= WORK REQUIRED =
Copy each record exactly and skip its pictures.

= PROVIDED DATA =
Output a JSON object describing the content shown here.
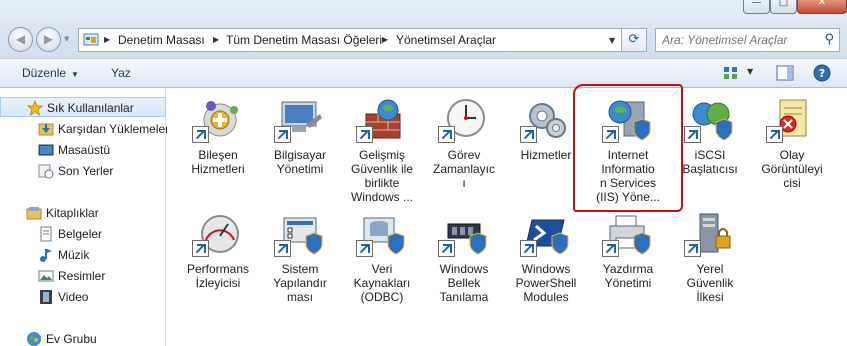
{
  "window": {
    "controls": {
      "minimize": "—",
      "maximize": "□",
      "close": "✕"
    }
  },
  "address": {
    "breadcrumbs": [
      "Denetim Masası",
      "Tüm Denetim Masası Öğeleri",
      "Yönetimsel Araçlar"
    ],
    "search_placeholder": "Ara: Yönetimsel Araçlar"
  },
  "toolbar": {
    "organize_label": "Düzenle",
    "burn_label": "Yaz"
  },
  "sidebar": {
    "favorites_header": "Sık Kullanılanlar",
    "favorites": [
      "Karşıdan Yüklemeler",
      "Masaüstü",
      "Son Yerler"
    ],
    "libraries_header": "Kitaplıklar",
    "libraries": [
      "Belgeler",
      "Müzik",
      "Resimler",
      "Video"
    ],
    "homegroup": "Ev Grubu"
  },
  "items": [
    {
      "label": "Bileşen\nHizmetleri",
      "icon": "component-services-icon"
    },
    {
      "label": "Bilgisayar\nYönetimi",
      "icon": "computer-management-icon"
    },
    {
      "label": "Gelişmiş\nGüvenlik ile\nbirlikte\nWindows ...",
      "icon": "firewall-icon"
    },
    {
      "label": "Görev\nZamanlayıc\nı",
      "icon": "task-scheduler-icon"
    },
    {
      "label": "Hizmetler",
      "icon": "services-icon"
    },
    {
      "label": "Internet\nInformatio\nn Services\n(IIS) Yöne...",
      "icon": "iis-icon"
    },
    {
      "label": "iSCSI\nBaşlatıcısı",
      "icon": "iscsi-icon"
    },
    {
      "label": "Olay\nGörüntüleyi\ncisi",
      "icon": "event-viewer-icon"
    },
    {
      "label": "Performans\nİzleyicisi",
      "icon": "performance-monitor-icon"
    },
    {
      "label": "Sistem\nYapılandır\nması",
      "icon": "system-configuration-icon"
    },
    {
      "label": "Veri\nKaynakları\n(ODBC)",
      "icon": "odbc-icon"
    },
    {
      "label": "Windows\nBellek\nTanılama",
      "icon": "memory-diagnostic-icon"
    },
    {
      "label": "Windows\nPowerShell\nModules",
      "icon": "powershell-icon"
    },
    {
      "label": "Yazdırma\nYönetimi",
      "icon": "print-management-icon"
    },
    {
      "label": "Yerel\nGüvenlik\nİlkesi",
      "icon": "local-security-policy-icon"
    }
  ],
  "colors": {
    "annotation": "#c8101b",
    "accent": "#1a62b8"
  }
}
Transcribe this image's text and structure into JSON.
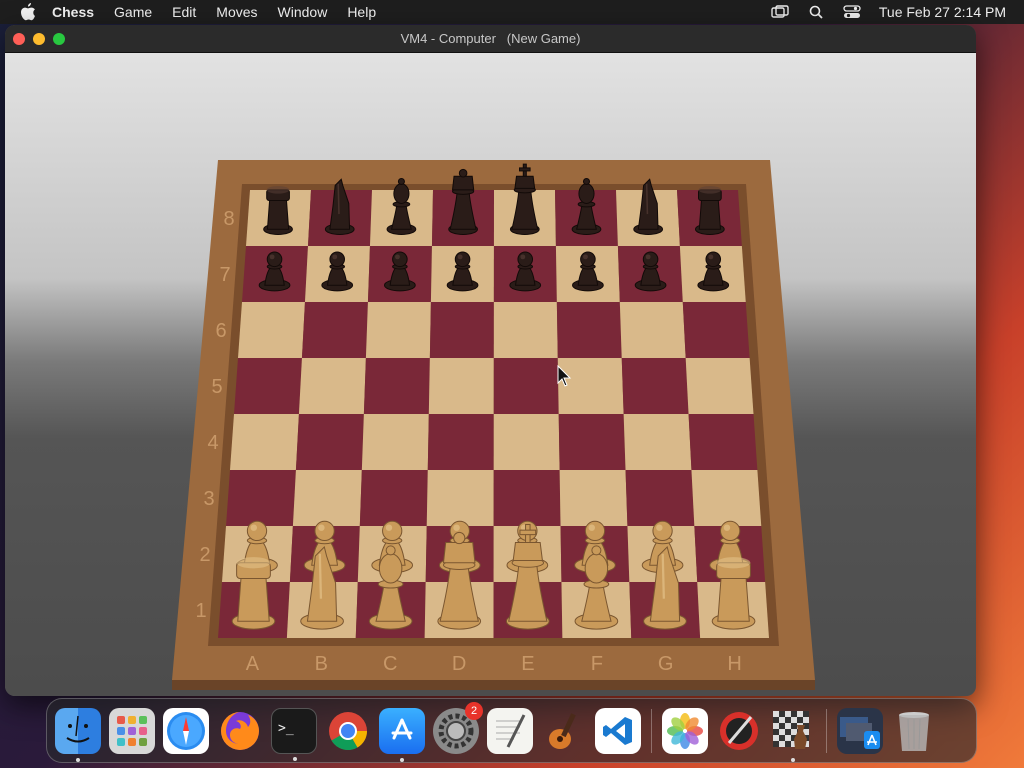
{
  "menubar": {
    "app_name": "Chess",
    "items": [
      "Game",
      "Edit",
      "Moves",
      "Window",
      "Help"
    ],
    "clock": "Tue Feb 27  2:14 PM",
    "status_icons": [
      "screen-mirror-icon",
      "search-icon",
      "control-center-icon"
    ]
  },
  "window": {
    "title": "VM4 - Computer   (New Game)"
  },
  "board": {
    "files": [
      "A",
      "B",
      "C",
      "D",
      "E",
      "F",
      "G",
      "H"
    ],
    "ranks": [
      "1",
      "2",
      "3",
      "4",
      "5",
      "6",
      "7",
      "8"
    ],
    "colors": {
      "light_square": "#d9b98a",
      "dark_square": "#7a2838",
      "frame": "#9c6a3e",
      "white_piece": "#c99a5a",
      "black_piece": "#2a1c18"
    },
    "position": {
      "8": [
        "rook",
        "knight",
        "bishop",
        "queen",
        "king",
        "bishop",
        "knight",
        "rook"
      ],
      "7": [
        "pawn",
        "pawn",
        "pawn",
        "pawn",
        "pawn",
        "pawn",
        "pawn",
        "pawn"
      ],
      "2": [
        "pawn",
        "pawn",
        "pawn",
        "pawn",
        "pawn",
        "pawn",
        "pawn",
        "pawn"
      ],
      "1": [
        "rook",
        "knight",
        "bishop",
        "queen",
        "king",
        "bishop",
        "knight",
        "rook"
      ]
    }
  },
  "dock": {
    "apps": [
      {
        "name": "finder-icon",
        "running": true
      },
      {
        "name": "launchpad-icon",
        "running": false
      },
      {
        "name": "safari-icon",
        "running": false
      },
      {
        "name": "firefox-icon",
        "running": false
      },
      {
        "name": "terminal-icon",
        "running": true
      },
      {
        "name": "chrome-icon",
        "running": false
      },
      {
        "name": "app-store-icon",
        "running": true
      },
      {
        "name": "system-settings-icon",
        "running": false,
        "badge": "2"
      },
      {
        "name": "textedit-icon",
        "running": false
      },
      {
        "name": "garageband-icon",
        "running": false
      },
      {
        "name": "vscode-icon",
        "running": false
      }
    ],
    "recent": [
      {
        "name": "photos-icon",
        "running": false
      },
      {
        "name": "instruments-icon",
        "running": false
      },
      {
        "name": "chess-icon",
        "running": true
      }
    ],
    "trailing": [
      {
        "name": "downloads-stack-icon"
      },
      {
        "name": "trash-icon"
      }
    ]
  }
}
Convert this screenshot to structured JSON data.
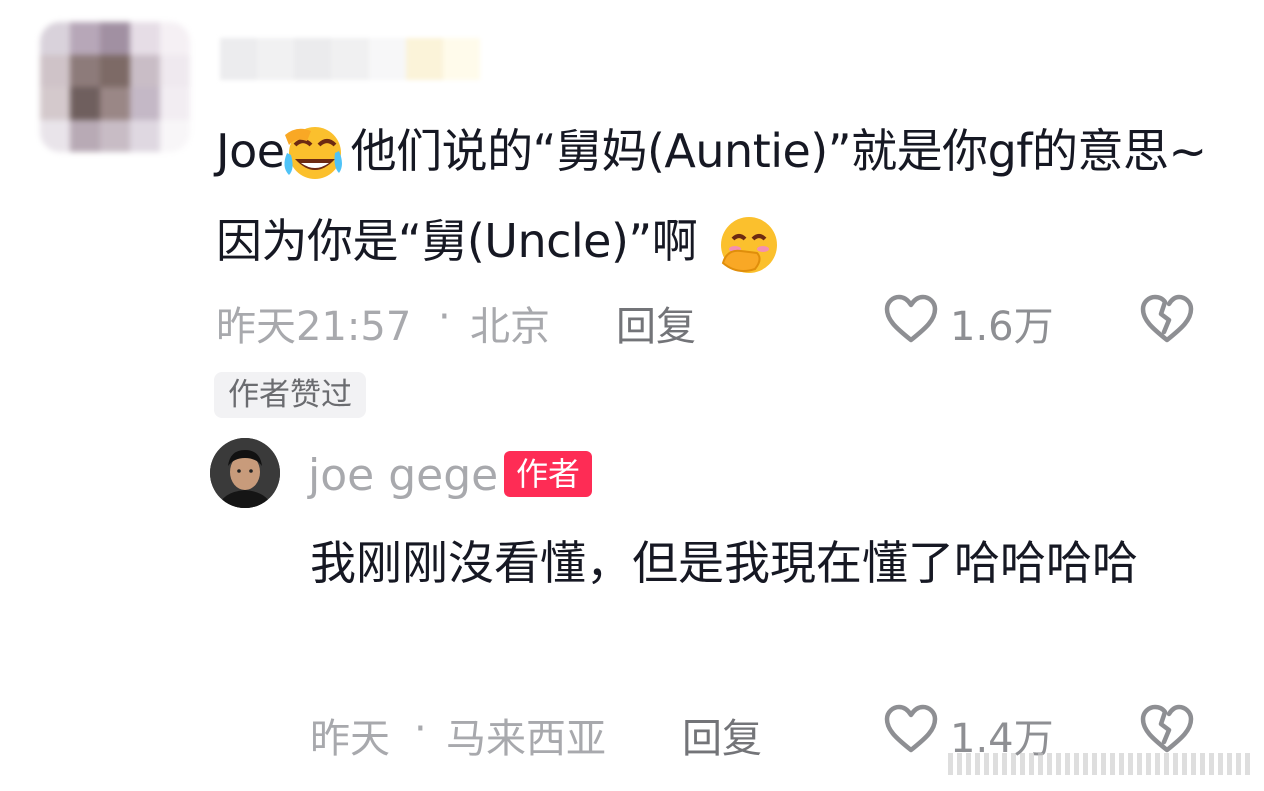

= SOLUTION FOR THIS EXERCISE =
Output a JSON object describing the content shown here.
{
  "window": {
    "controls": {
      "minimize": "—",
      "maximize": "□",
      "close": "✕"
    }
  },
  "address": {
    "breadcrumbs": [
      "Denetim Masası",
      "Tüm Denetim Masası Öğeleri",
      "Yönetimsel Araçlar"
    ],
    "search_placeholder": "Ara: Yönetimsel Araçlar"
  },
  "toolbar": {
    "organize_label": "Düzenle",
    "burn_label": "Yaz"
  },
  "sidebar": {
    "favorites_header": "Sık Kullanılanlar",
    "favorites": [
      "Karşıdan Yüklemeler",
      "Masaüstü",
      "Son Yerler"
    ],
    "libraries_header": "Kitaplıklar",
    "libraries": [
      "Belgeler",
      "Müzik",
      "Resimler",
      "Video"
    ],
    "homegroup": "Ev Grubu"
  },
  "items": [
    {
      "label": "Bileşen\nHizmetleri",
      "icon": "component-services-icon"
    },
    {
      "label": "Bilgisayar\nYönetimi",
      "icon": "computer-management-icon"
    },
    {
      "label": "Gelişmiş\nGüvenlik ile\nbirlikte\nWindows ...",
      "icon": "firewall-icon"
    },
    {
      "label": "Görev\nZamanlayıc\nı",
      "icon": "task-scheduler-icon"
    },
    {
      "label": "Hizmetler",
      "icon": "services-icon"
    },
    {
      "label": "Internet\nInformatio\nn Services\n(IIS) Yöne...",
      "icon": "iis-icon"
    },
    {
      "label": "iSCSI\nBaşlatıcısı",
      "icon": "iscsi-icon"
    },
    {
      "label": "Olay\nGörüntüleyi\ncisi",
      "icon": "event-viewer-icon"
    },
    {
      "label": "Performans\nİzleyicisi",
      "icon": "performance-monitor-icon"
    },
    {
      "label": "Sistem\nYapılandır\nması",
      "icon": "system-configuration-icon"
    },
    {
      "label": "Veri\nKaynakları\n(ODBC)",
      "icon": "odbc-icon"
    },
    {
      "label": "Windows\nBellek\nTanılama",
      "icon": "memory-diagnostic-icon"
    },
    {
      "label": "Windows\nPowerShell\nModules",
      "icon": "powershell-icon"
    },
    {
      "label": "Yazdırma\nYönetimi",
      "icon": "print-management-icon"
    },
    {
      "label": "Yerel\nGüvenlik\nİlkesi",
      "icon": "local-security-policy-icon"
    }
  ],
  "colors": {
    "annotation": "#c8101b",
    "accent": "#1a62b8"
  }
}
Transcribe this image's text and structure into JSON.
{
  "menubar": {
    "app_name": "Chess",
    "items": [
      "Game",
      "Edit",
      "Moves",
      "Window",
      "Help"
    ],
    "clock": "Tue Feb 27  2:14 PM",
    "status_icons": [
      "screen-mirror-icon",
      "search-icon",
      "control-center-icon"
    ]
  },
  "window": {
    "title": "VM4 - Computer   (New Game)"
  },
  "board": {
    "files": [
      "A",
      "B",
      "C",
      "D",
      "E",
      "F",
      "G",
      "H"
    ],
    "ranks": [
      "1",
      "2",
      "3",
      "4",
      "5",
      "6",
      "7",
      "8"
    ],
    "colors": {
      "light_square": "#d9b98a",
      "dark_square": "#7a2838",
      "frame": "#9c6a3e",
      "white_piece": "#c99a5a",
      "black_piece": "#2a1c18"
    },
    "position": {
      "8": [
        "rook",
        "knight",
        "bishop",
        "queen",
        "king",
        "bishop",
        "knight",
        "rook"
      ],
      "7": [
        "pawn",
        "pawn",
        "pawn",
        "pawn",
        "pawn",
        "pawn",
        "pawn",
        "pawn"
      ],
      "2": [
        "pawn",
        "pawn",
        "pawn",
        "pawn",
        "pawn",
        "pawn",
        "pawn",
        "pawn"
      ],
      "1": [
        "rook",
        "knight",
        "bishop",
        "queen",
        "king",
        "bishop",
        "knight",
        "rook"
      ]
    }
  },
  "dock": {
    "apps": [
      {
        "name": "finder-icon",
        "running": true
      },
      {
        "name": "launchpad-icon",
        "running": false
      },
      {
        "name": "safari-icon",
        "running": false
      },
      {
        "name": "firefox-icon",
        "running": false
      },
      {
        "name": "terminal-icon",
        "running": true
      },
      {
        "name": "chrome-icon",
        "running": false
      },
      {
        "name": "app-store-icon",
        "running": true
      },
      {
        "name": "system-settings-icon",
        "running": false,
        "badge": "2"
      },
      {
        "name": "textedit-icon",
        "running": false
      },
      {
        "name": "garageband-icon",
        "running": false
      },
      {
        "name": "vscode-icon",
        "running": false
      }
    ],
    "recent": [
      {
        "name": "photos-icon",
        "running": false
      },
      {
        "name": "instruments-icon",
        "running": false
      },
      {
        "name": "chess-icon",
        "running": true
      }
    ],
    "trailing": [
      {
        "name": "downloads-stack-icon"
      },
      {
        "name": "trash-icon"
      }
    ]
  }
}
Convert this screenshot to structured JSON data.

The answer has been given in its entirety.